Like communism, contemporary liberal democracy is utopian in purporting to provide “the final realization of the eternal desires of mankind, particularly those of freedom and the rule of the people.” But the openness and diversity it promises have proved chimerical. Hostile to claims of excellence, hierarchy, and tradition, contemporary liberal democracy, maintains Legutko, “is the single most homogenizing force in the modern world.” It coerces conformity not only through legislatures, government agencies, and judges, but also through popular culture, the media, and schools and universities. In the name of inclusion, it dictates “language, gesture, and thoughts.”
Like communism, contemporary liberal democracy “promised to reduce the role of politics in human life, yet induced politicization on a scale unknown in previous history.” Once content to establish a framework within which individuals and their associations could cooperate and compete for mutual advantage, it today seeks “power over minds and institutions.” In defense of pluralism, establishments in liberal democracies wish to compel all to embrace the left-wing interpretation of liberalism. The obligatory calls for dialogue, debate, and mutual respect that abound in liberal democracies are often little more than a ruse. In practice, they serve to exclude conservative viewpoints as inherently disreputable, not worth debating, and inconsistent with the minimum standards for meaningful dialogue.
Like communism, contemporary liberal democracy has “a strong tendency to ideology” in two senses. It finds sinister political ideas—especially these days racism and sexism—lurking everywhere in art, philosophy, science, family, religion, and in apparently simple acts of courtesy and kindness. In addition, it generates its own simplifying and mandatory core beliefs. Artists and intellectuals in Western liberal democracies, Legutko argues, have become propagandists for progressivism, substituting for beauty and truth the criterion of conformity to the left-liberal political agenda, a practice otherwise known as political correctness.

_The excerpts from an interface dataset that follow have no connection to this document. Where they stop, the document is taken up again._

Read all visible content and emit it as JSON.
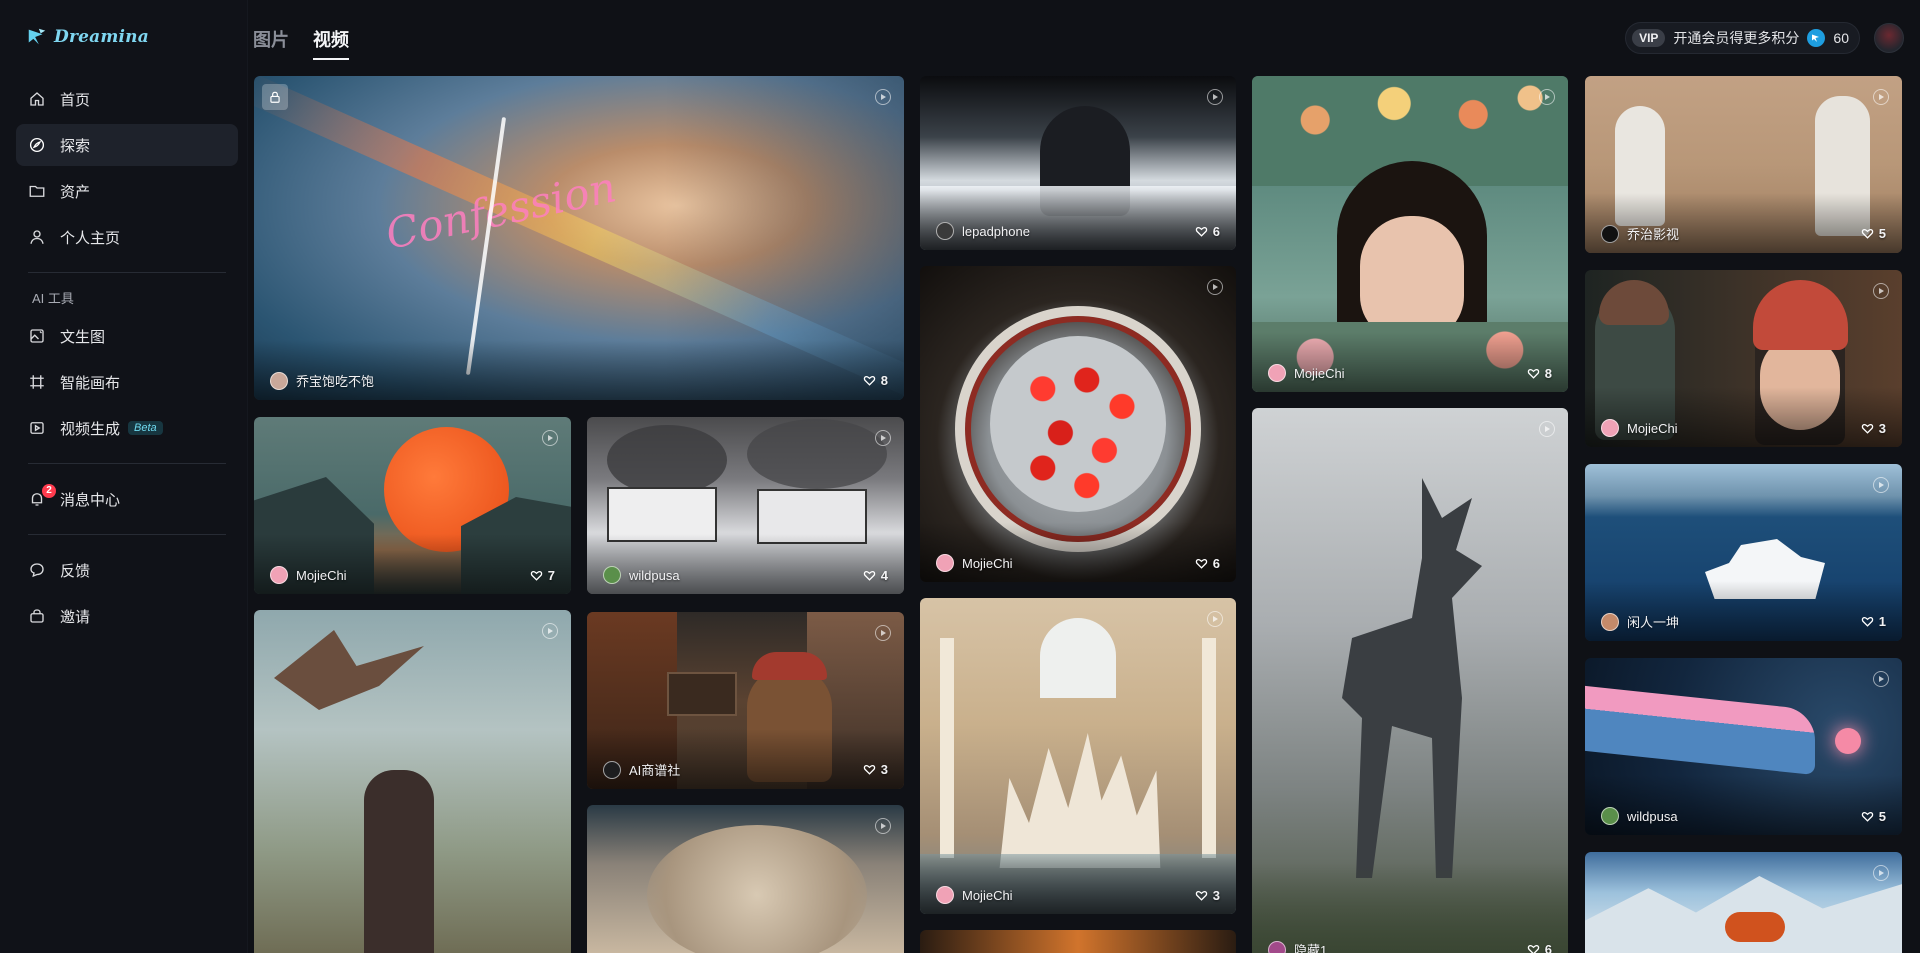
{
  "app": {
    "logo_text": "Dreamina"
  },
  "sidebar": {
    "nav": [
      {
        "label": "首页",
        "icon": "home-icon",
        "active": false
      },
      {
        "label": "探索",
        "icon": "compass-icon",
        "active": true
      },
      {
        "label": "资产",
        "icon": "folder-icon",
        "active": false
      },
      {
        "label": "个人主页",
        "icon": "user-icon",
        "active": false
      }
    ],
    "tools_title": "AI 工具",
    "tools": [
      {
        "label": "文生图",
        "icon": "image-gen-icon"
      },
      {
        "label": "智能画布",
        "icon": "canvas-icon"
      },
      {
        "label": "视频生成",
        "icon": "video-gen-icon",
        "tag": "Beta"
      }
    ],
    "messages": {
      "label": "消息中心",
      "badge": "2"
    },
    "bottom": [
      {
        "label": "反馈",
        "icon": "feedback-icon"
      },
      {
        "label": "邀请",
        "icon": "invite-icon"
      }
    ]
  },
  "tabs": [
    {
      "label": "图片",
      "active": false
    },
    {
      "label": "视频",
      "active": true
    }
  ],
  "topbar": {
    "vip_tag": "VIP",
    "vip_text": "开通会员得更多积分",
    "credits": "60"
  },
  "colors": {
    "accent": "#6fd9ee",
    "background": "#0f1116",
    "sidebar_active": "#1e222b",
    "badge": "#ff3b4e"
  },
  "cards": [
    {
      "id": "c1",
      "author": "乔宝饱吃不饱",
      "likes": "8",
      "locked": true,
      "overlay_text": "Confession"
    },
    {
      "id": "c2",
      "author": "lepadphone",
      "likes": "6"
    },
    {
      "id": "c3",
      "author": "MojieChi",
      "likes": "8"
    },
    {
      "id": "c4",
      "author": "乔治影视",
      "likes": "5"
    },
    {
      "id": "c5",
      "author": "MojieChi",
      "likes": "3"
    },
    {
      "id": "c6",
      "author": "MojieChi",
      "likes": "7"
    },
    {
      "id": "c7",
      "author": "wildpusa",
      "likes": "4"
    },
    {
      "id": "c8",
      "author": "MojieChi",
      "likes": "6"
    },
    {
      "id": "c9",
      "author": "闲人一坤",
      "likes": "1"
    },
    {
      "id": "c10",
      "author": "AI商谱社",
      "likes": "3"
    },
    {
      "id": "c11",
      "author": "MojieChi",
      "likes": "3"
    },
    {
      "id": "c12",
      "author": "wildpusa",
      "likes": "5"
    },
    {
      "id": "c13",
      "author": "",
      "likes": ""
    },
    {
      "id": "c14",
      "author": "",
      "likes": ""
    },
    {
      "id": "c15",
      "author": "隐藏1",
      "likes": "6"
    },
    {
      "id": "c16",
      "author": "",
      "likes": ""
    },
    {
      "id": "c17",
      "author": "",
      "likes": ""
    }
  ]
}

Like communism, Legutko argues, contemporary liberal democracy is also hostile to religion. Convinced that freedom and equality imply secularism and that without religion the world would be a better place, contemporary liberal democracy practices toleration grudgingly. The promise of the free exercise and non-establishment of religion, commonly adopted by contemporary liberal democracies, is failing to provide religion the necessary protection. Liberal democracies increasingly regulate religious morality, particularly that of Christianity. Without formally abandoning the promise of religious liberty, they are employing state power, education, and popular culture to emancipate citizens from religion.
Legutko’s indictment of contemporary liberal democracy is severe. His bold criticisms could be qualified in a thousand ways. At the same time, his philosophical forays provide an exceptionally illuminating perspective on party politics in America and this year’s dismal presidential election.
Progressives—especially progressive elites—can come together in support of Hillary Clinton because of their confidence that for all her baggage she shares their liberationist and egalitarian understanding of liberal democracy and will fortify their grip on the commanding heights of politics and culture. Donald Trump is not the cause but a symptom of division and disarray among conservatives, who have been rattled and thrown on the defensive by a culture and governing institutions that have taken the other side in a partisan battle over the future of freedom.